Fortunately, Care Compare does include educational information for consumers in the compare view. Below the side-by-side comparison of providers, the tool includes next steps and key questions to ask before visiting a provider or receiving a health care service or procedure. For instance, when comparing hospitals, the tool links to the Medicare resources “Steps to choosing a hospital,” “How Medicare covers inpatient hospital care,” and “How Medicare covers outpatient hospital care” to help consumers make more informed health care decisions. This is also an opportunity to increase education and access to resources in New York State, such as financial assistance programs and consumer assistance programs.
While working to increase health care transparency for consumers, user-friendly tools with meaningful and relevant information are critical. In creating and updating a health care compare tool for New Yorkers, New York State should meaningfully engage consumers to identify what information and features are valuable to them. Consumer testing and focus groups could help inform NYHealthcareCompare and ensure the site is responsive to consumers’ needs.
While building out NYHealthcareCompare, New York State should consider including:
- Consistent and comprehensive quality measures to facilitate fair comparisons across health care providers. These measures should be clearly defined, so consumers understand how quality is assessed.
- Streamlined information that is relevant and comprehensible to consumers, such as insurance plans a provider accepts.
- Educational resources on questions consumers should ask before visiting a provider or receiving a health care service or procedure.

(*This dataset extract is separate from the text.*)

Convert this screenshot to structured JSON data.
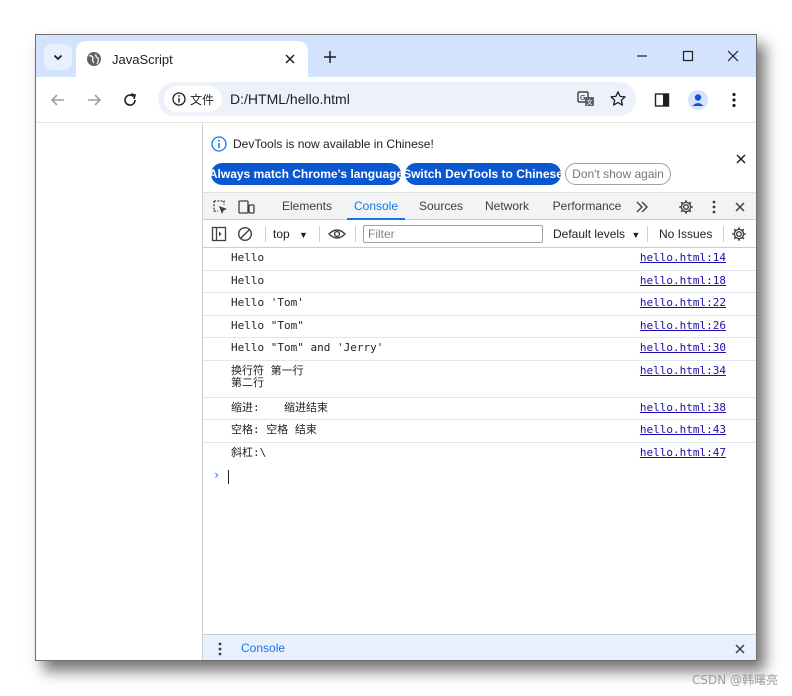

- Information to redirect people with Medicare to the Care Compare tool for comparing health care providers.
- Information on how to access financial assistance programs.
- Promotion of consumer assistance programs to help people navigate health care options and costs.
- A portal for consumer feedback and comments to inform updates to the site.
- Clear accessibility information, such as options to view content in different languages and larger type.